“China has taken on this leadership role because it recognizes the enormous market potential and economic advantages,” Claudia Kemfert, energy expert at the German Institute for Economic Research, told DW.
Meanwhile Germany — once hailed as the photovoltaic pioneer — installed only around 2 gigawatts of solar capacity in the same period, and the EU as a whole just 23 gigawatts, according to this week’s study.
From 2004 to 2012, the EU was home to 60 percent of new solar capacity, peaking at 23 gigawatts of new capacity in 2011.
This week’s new study report said it was “disappointing that solar generation is still lagging so substantially.”
Overall, the share of European power generation that came from renewables rose by just 0.2 percentage points from 2016 to 2017, the report says.

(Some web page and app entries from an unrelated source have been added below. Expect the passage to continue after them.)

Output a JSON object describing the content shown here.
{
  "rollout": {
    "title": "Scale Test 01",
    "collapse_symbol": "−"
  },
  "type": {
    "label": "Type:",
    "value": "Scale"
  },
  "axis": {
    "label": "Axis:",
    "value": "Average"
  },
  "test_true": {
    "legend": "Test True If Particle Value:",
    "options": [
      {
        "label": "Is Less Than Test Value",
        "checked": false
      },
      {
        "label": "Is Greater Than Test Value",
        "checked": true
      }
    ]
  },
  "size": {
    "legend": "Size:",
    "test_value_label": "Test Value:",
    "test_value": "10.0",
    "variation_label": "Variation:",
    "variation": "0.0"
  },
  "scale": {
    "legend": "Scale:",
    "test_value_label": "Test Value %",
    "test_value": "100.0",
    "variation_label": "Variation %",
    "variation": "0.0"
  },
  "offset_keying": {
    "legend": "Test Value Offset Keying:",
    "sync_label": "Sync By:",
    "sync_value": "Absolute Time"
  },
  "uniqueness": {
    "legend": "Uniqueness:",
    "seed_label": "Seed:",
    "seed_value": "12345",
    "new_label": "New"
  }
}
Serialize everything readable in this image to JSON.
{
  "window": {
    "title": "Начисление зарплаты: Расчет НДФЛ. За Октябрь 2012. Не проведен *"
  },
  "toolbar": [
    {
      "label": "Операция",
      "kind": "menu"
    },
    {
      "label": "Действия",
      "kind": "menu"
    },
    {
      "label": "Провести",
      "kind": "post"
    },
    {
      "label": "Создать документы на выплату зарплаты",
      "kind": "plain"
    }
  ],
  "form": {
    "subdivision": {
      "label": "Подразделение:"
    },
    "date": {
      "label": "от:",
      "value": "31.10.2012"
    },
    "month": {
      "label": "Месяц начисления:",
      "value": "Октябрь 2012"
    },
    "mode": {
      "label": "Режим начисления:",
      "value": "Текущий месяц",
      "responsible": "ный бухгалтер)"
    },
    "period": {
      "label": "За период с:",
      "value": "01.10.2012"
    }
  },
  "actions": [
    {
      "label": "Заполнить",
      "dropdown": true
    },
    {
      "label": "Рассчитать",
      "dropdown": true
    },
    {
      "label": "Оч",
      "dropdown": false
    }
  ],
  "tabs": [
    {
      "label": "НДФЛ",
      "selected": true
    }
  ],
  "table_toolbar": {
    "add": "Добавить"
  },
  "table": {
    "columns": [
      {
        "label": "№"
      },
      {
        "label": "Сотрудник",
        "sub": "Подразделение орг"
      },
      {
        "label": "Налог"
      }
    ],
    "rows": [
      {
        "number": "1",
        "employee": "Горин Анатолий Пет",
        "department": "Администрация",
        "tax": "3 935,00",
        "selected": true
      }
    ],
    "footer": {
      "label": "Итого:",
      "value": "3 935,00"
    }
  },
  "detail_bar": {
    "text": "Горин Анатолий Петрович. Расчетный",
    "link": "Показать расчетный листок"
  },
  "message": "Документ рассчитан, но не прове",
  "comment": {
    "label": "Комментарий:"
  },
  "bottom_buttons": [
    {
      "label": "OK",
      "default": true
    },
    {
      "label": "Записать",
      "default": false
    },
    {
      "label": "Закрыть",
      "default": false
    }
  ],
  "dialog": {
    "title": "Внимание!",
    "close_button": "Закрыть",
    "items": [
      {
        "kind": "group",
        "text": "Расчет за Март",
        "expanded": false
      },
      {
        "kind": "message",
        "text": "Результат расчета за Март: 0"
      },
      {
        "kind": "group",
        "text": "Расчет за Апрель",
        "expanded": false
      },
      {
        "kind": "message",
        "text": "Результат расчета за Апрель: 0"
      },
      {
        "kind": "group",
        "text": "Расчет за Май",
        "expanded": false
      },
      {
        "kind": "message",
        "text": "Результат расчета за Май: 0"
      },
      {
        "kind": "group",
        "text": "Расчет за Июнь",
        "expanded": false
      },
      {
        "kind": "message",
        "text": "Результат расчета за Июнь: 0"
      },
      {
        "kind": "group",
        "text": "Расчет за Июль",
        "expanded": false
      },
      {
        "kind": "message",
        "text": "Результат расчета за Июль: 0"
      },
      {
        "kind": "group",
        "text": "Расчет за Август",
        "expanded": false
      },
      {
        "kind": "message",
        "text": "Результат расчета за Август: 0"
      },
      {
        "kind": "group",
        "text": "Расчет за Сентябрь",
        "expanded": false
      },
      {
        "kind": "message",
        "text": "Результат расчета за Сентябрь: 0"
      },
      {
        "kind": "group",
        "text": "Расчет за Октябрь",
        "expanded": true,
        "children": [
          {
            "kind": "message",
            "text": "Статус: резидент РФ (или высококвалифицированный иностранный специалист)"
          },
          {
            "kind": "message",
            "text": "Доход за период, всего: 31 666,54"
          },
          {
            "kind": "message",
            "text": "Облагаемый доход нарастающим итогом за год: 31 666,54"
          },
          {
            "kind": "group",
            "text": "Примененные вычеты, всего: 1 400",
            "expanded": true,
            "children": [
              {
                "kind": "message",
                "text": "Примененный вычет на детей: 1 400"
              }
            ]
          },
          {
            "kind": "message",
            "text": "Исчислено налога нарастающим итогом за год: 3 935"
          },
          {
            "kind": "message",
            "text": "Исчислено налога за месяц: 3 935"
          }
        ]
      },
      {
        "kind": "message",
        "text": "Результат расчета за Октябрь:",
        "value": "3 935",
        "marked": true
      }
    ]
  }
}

“Until 2011, the EU played a clear leadership role,” says Hans-Josef Fell, former German Green party lawmaker and president of the Energy Watch Group. “That was actively abandoned through politicians’ negligence. A policy was adopted of protecting the nuclear power, coal and gas sectors over renewables.”
A bucolic scene in the German countryside — but fewer new solar farms are being built these days
Resistance to ambitious targets
The European Parliament, the European Commission and the member states are currently discussing a comprehensive legislative package entitled Clean Energy for All Europeans.
The European Commission’s proposal includes a target for renewables’ share in total EU energy consumption of 27 percent by 2030. According to Eurostat, that figure was 17 percent in 2016.
Earlier this month, the European Parliament voted to raise this target to 35 percent — but the move is likely to face resistance from some EU member states. “Many national governments are opposed to setting more ambitious binding targets at the European level,” Lazarus said.
The Agora/Sandbag study says with current growth rates, Europe is on track to achieve the 27 percent goal. But environmentalists and the renewables lobby say it should be aiming far higher than even the European Parliament’s target.
If Europe “wants to seriously argue in favor of leadership, the EU should aim for a minimum target of 50 percent of total energy consumption coming from renewables by 2030,” Gsänger says.
Increasing ambition could address emissions; even as Europe and China broke renewables records last year, Agora says greenhouse gas emissions in the EU rose by around 1 percent. Chinese emissions likewise ticked up, from 2.2 to 4.1 percent, according to estimates by the Rhodium Group consultancy firm.
“Make room for the new energy generation” – German protestors make it clear where they would like their energy to come from
Making space for green power
One advantage the Chinese renewables sector has over Europe is that overall, energy demand continues increasing. “There, you can invest in new capacity without necessarily taking fossil-fueled or nuclear capacity of the grid,” says Julian Schorpp of the Association of German Chambers of Commerce and Industry in Brussels.
China, recovering from an economic slowdown, saw electricity consumption rise 6.6 percent last year, according to government figures. European electricity consumption, meanwhile, rose by 0.7 percent last year, but the EU Clean Energy package aims to reduce overall energy consumption by 30 percent by 2030.
That means for renewables to expand in Europe, the competition — that is, fossil fuel energy — has to go. “As long as we still support fossil fuels and nuclear power, there will not be enough market space or demand for new energy,” Fell says.
Globally, the falling cost of green power is helping to drive fossil fuels out of the market. But Rainer Hinrichs-Rahlwes of the German Renewable Energy Federation says politicians also have to take action — and the most obvious step is to get public money out of the fossil fuel sector.
“The costs are falling rapidly and the technology is mature,” Hinrichs-Rahlwes told DW. “If it weren’t for subsidies for fossil and nuclear energy, wind and sun would be the cheapest energy sources almost everywhere.
“Common sense demands we finally end subsidies to fossil and nuclear energy.”